Task requirements: Your output should consist of the data, copied exactly.

─── Available data ───

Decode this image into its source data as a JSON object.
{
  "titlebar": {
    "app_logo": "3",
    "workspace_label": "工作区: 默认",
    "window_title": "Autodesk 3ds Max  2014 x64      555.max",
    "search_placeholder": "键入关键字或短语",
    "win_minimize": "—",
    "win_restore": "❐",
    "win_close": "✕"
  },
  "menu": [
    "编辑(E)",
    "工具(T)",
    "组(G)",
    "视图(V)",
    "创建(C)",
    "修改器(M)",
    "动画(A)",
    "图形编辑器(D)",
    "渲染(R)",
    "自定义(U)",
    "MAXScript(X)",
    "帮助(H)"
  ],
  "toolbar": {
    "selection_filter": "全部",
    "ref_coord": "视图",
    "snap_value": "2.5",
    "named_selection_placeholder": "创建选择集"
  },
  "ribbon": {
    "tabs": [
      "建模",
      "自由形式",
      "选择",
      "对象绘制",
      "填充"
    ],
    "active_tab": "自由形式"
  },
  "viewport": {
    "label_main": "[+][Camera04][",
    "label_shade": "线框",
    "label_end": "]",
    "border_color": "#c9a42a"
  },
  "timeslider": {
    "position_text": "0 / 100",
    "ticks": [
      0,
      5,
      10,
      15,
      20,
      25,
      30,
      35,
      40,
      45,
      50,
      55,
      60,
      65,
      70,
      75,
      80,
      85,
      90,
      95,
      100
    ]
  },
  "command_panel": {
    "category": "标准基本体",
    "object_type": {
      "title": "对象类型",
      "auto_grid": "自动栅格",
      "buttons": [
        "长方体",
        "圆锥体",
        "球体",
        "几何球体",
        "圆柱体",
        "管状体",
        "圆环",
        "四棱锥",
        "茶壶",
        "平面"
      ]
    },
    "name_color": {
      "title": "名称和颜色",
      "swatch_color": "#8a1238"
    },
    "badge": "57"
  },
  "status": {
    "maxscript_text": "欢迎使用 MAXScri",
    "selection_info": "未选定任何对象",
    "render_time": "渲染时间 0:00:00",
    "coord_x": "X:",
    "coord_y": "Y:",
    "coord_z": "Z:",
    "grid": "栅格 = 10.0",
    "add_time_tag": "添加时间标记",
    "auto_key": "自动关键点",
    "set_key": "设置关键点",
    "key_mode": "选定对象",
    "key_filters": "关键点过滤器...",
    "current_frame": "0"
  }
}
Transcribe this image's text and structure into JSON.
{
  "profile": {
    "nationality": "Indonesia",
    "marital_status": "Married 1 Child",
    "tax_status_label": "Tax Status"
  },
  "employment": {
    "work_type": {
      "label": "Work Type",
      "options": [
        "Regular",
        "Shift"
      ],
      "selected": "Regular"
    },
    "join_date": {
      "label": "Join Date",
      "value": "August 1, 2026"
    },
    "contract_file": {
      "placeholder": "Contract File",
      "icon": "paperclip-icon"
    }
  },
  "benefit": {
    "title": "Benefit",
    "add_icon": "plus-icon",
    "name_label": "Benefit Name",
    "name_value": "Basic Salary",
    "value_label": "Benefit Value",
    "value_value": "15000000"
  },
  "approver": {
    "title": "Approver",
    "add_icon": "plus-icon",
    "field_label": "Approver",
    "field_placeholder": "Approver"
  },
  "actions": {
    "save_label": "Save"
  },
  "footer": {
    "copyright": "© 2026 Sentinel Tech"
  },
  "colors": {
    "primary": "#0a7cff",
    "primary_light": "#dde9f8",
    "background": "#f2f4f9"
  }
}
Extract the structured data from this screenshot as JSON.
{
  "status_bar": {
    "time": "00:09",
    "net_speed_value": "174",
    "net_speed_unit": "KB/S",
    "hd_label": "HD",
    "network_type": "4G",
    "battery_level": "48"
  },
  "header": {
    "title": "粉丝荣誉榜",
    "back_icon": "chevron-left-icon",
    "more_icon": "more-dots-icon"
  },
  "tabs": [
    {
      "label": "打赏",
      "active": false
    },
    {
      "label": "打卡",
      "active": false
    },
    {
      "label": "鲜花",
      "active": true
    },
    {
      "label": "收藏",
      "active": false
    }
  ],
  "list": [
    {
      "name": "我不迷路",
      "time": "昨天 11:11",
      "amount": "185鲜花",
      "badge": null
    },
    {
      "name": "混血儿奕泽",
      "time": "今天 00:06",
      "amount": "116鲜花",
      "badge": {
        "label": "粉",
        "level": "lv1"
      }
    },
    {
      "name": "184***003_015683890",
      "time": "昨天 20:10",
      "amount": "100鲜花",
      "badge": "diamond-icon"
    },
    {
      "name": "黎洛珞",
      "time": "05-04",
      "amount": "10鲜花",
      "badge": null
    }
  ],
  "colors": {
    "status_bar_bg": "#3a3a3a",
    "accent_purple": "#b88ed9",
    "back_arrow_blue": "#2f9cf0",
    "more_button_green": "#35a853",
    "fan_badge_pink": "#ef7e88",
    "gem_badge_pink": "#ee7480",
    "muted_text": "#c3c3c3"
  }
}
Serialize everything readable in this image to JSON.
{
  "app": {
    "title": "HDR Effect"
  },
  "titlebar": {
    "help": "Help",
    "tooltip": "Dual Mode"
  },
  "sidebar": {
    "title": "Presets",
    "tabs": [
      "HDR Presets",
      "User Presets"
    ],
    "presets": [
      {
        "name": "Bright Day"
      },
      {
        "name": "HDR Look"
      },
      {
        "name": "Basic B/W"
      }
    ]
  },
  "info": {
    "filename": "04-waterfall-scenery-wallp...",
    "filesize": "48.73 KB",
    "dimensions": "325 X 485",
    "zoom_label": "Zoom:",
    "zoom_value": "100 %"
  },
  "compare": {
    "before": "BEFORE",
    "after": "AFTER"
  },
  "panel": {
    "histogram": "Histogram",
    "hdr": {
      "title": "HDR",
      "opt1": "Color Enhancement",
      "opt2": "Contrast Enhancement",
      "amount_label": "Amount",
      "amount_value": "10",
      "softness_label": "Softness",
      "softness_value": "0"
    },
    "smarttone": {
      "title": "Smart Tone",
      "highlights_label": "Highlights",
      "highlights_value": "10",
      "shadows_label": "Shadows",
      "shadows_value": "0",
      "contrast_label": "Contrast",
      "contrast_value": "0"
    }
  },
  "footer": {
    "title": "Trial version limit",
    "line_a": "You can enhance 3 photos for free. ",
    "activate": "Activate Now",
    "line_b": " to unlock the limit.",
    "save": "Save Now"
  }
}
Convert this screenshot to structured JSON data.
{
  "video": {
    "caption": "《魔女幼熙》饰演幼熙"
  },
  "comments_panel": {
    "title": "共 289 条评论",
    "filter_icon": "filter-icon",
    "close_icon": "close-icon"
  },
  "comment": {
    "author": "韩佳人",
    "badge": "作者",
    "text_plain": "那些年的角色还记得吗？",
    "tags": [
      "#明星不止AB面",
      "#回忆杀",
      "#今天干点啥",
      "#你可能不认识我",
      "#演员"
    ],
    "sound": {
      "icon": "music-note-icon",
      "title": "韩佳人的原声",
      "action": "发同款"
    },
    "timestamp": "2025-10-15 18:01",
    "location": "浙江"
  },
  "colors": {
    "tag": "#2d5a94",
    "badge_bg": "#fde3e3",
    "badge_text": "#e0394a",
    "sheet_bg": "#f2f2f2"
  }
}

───

Answer:
Decode this image into its source data as a JSON object.
{
  "titlebar": {
    "app_logo": "3",
    "workspace_label": "工作区: 默认",
    "window_title": "Autodesk 3ds Max  2014 x64      555.max",
    "search_placeholder": "键入关键字或短语",
    "win_minimize": "—",
    "win_restore": "❐",
    "win_close": "✕"
  },
  "menu": [
    "编辑(E)",
    "工具(T)",
    "组(G)",
    "视图(V)",
    "创建(C)",
    "修改器(M)",
    "动画(A)",
    "图形编辑器(D)",
    "渲染(R)",
    "自定义(U)",
    "MAXScript(X)",
    "帮助(H)"
  ],
  "toolbar": {
    "selection_filter": "全部",
    "ref_coord": "视图",
    "snap_value": "2.5",
    "named_selection_placeholder": "创建选择集"
  },
  "ribbon": {
    "tabs": [
      "建模",
      "自由形式",
      "选择",
      "对象绘制",
      "填充"
    ],
    "active_tab": "自由形式"
  },
  "viewport": {
    "label_main": "[+][Camera04][",
    "label_shade": "线框",
    "label_end": "]",
    "border_color": "#c9a42a"
  },
  "timeslider": {
    "position_text": "0 / 100",
    "ticks": [
      0,
      5,
      10,
      15,
      20,
      25,
      30,
      35,
      40,
      45,
      50,
      55,
      60,
      65,
      70,
      75,
      80,
      85,
      90,
      95,
      100
    ]
  },
  "command_panel": {
    "category": "标准基本体",
    "object_type": {
      "title": "对象类型",
      "auto_grid": "自动栅格",
      "buttons": [
        "长方体",
        "圆锥体",
        "球体",
        "几何球体",
        "圆柱体",
        "管状体",
        "圆环",
        "四棱锥",
        "茶壶",
        "平面"
      ]
    },
    "name_color": {
      "title": "名称和颜色",
      "swatch_color": "#8a1238"
    },
    "badge": "57"
  },
  "status": {
    "maxscript_text": "欢迎使用 MAXScri",
    "selection_info": "未选定任何对象",
    "render_time": "渲染时间 0:00:00",
    "coord_x": "X:",
    "coord_y": "Y:",
    "coord_z": "Z:",
    "grid": "栅格 = 10.0",
    "add_time_tag": "添加时间标记",
    "auto_key": "自动关键点",
    "set_key": "设置关键点",
    "key_mode": "选定对象",
    "key_filters": "关键点过滤器...",
    "current_frame": "0"
  }
}
Transcribe this image's text and structure into JSON.
{
  "profile": {
    "nationality": "Indonesia",
    "marital_status": "Married 1 Child",
    "tax_status_label": "Tax Status"
  },
  "employment": {
    "work_type": {
      "label": "Work Type",
      "options": [
        "Regular",
        "Shift"
      ],
      "selected": "Regular"
    },
    "join_date": {
      "label": "Join Date",
      "value": "August 1, 2026"
    },
    "contract_file": {
      "placeholder": "Contract File",
      "icon": "paperclip-icon"
    }
  },
  "benefit": {
    "title": "Benefit",
    "add_icon": "plus-icon",
    "name_label": "Benefit Name",
    "name_value": "Basic Salary",
    "value_label": "Benefit Value",
    "value_value": "15000000"
  },
  "approver": {
    "title": "Approver",
    "add_icon": "plus-icon",
    "field_label": "Approver",
    "field_placeholder": "Approver"
  },
  "actions": {
    "save_label": "Save"
  },
  "footer": {
    "copyright": "© 2026 Sentinel Tech"
  },
  "colors": {
    "primary": "#0a7cff",
    "primary_light": "#dde9f8",
    "background": "#f2f4f9"
  }
}
Extract the structured data from this screenshot as JSON.
{
  "status_bar": {
    "time": "00:09",
    "net_speed_value": "174",
    "net_speed_unit": "KB/S",
    "hd_label": "HD",
    "network_type": "4G",
    "battery_level": "48"
  },
  "header": {
    "title": "粉丝荣誉榜",
    "back_icon": "chevron-left-icon",
    "more_icon": "more-dots-icon"
  },
  "tabs": [
    {
      "label": "打赏",
      "active": false
    },
    {
      "label": "打卡",
      "active": false
    },
    {
      "label": "鲜花",
      "active": true
    },
    {
      "label": "收藏",
      "active": false
    }
  ],
  "list": [
    {
      "name": "我不迷路",
      "time": "昨天 11:11",
      "amount": "185鲜花",
      "badge": null
    },
    {
      "name": "混血儿奕泽",
      "time": "今天 00:06",
      "amount": "116鲜花",
      "badge": {
        "label": "粉",
        "level": "lv1"
      }
    },
    {
      "name": "184***003_015683890",
      "time": "昨天 20:10",
      "amount": "100鲜花",
      "badge": "diamond-icon"
    },
    {
      "name": "黎洛珞",
      "time": "05-04",
      "amount": "10鲜花",
      "badge": null
    }
  ],
  "colors": {
    "status_bar_bg": "#3a3a3a",
    "accent_purple": "#b88ed9",
    "back_arrow_blue": "#2f9cf0",
    "more_button_green": "#35a853",
    "fan_badge_pink": "#ef7e88",
    "gem_badge_pink": "#ee7480",
    "muted_text": "#c3c3c3"
  }
}
Serialize everything readable in this image to JSON.
{
  "app": {
    "title": "HDR Effect"
  },
  "titlebar": {
    "help": "Help",
    "tooltip": "Dual Mode"
  },
  "sidebar": {
    "title": "Presets",
    "tabs": [
      "HDR Presets",
      "User Presets"
    ],
    "presets": [
      {
        "name": "Bright Day"
      },
      {
        "name": "HDR Look"
      },
      {
        "name": "Basic B/W"
      }
    ]
  },
  "info": {
    "filename": "04-waterfall-scenery-wallp...",
    "filesize": "48.73 KB",
    "dimensions": "325 X 485",
    "zoom_label": "Zoom:",
    "zoom_value": "100 %"
  },
  "compare": {
    "before": "BEFORE",
    "after": "AFTER"
  },
  "panel": {
    "histogram": "Histogram",
    "hdr": {
      "title": "HDR",
      "opt1": "Color Enhancement",
      "opt2": "Contrast Enhancement",
      "amount_label": "Amount",
      "amount_value": "10",
      "softness_label": "Softness",
      "softness_value": "0"
    },
    "smarttone": {
      "title": "Smart Tone",
      "highlights_label": "Highlights",
      "highlights_value": "10",
      "shadows_label": "Shadows",
      "shadows_value": "0",
      "contrast_label": "Contrast",
      "contrast_value": "0"
    }
  },
  "footer": {
    "title": "Trial version limit",
    "line_a": "You can enhance 3 photos for free. ",
    "activate": "Activate Now",
    "line_b": " to unlock the limit.",
    "save": "Save Now"
  }
}
Convert this screenshot to structured JSON data.
{
  "video": {
    "caption": "《魔女幼熙》饰演幼熙"
  },
  "comments_panel": {
    "title": "共 289 条评论",
    "filter_icon": "filter-icon",
    "close_icon": "close-icon"
  },
  "comment": {
    "author": "韩佳人",
    "badge": "作者",
    "text_plain": "那些年的角色还记得吗？",
    "tags": [
      "#明星不止AB面",
      "#回忆杀",
      "#今天干点啥",
      "#你可能不认识我",
      "#演员"
    ],
    "sound": {
      "icon": "music-note-icon",
      "title": "韩佳人的原声",
      "action": "发同款"
    },
    "timestamp": "2025-10-15 18:01",
    "location": "浙江"
  },
  "colors": {
    "tag": "#2d5a94",
    "badge_bg": "#fde3e3",
    "badge_text": "#e0394a",
    "sheet_bg": "#f2f2f2"
  }
}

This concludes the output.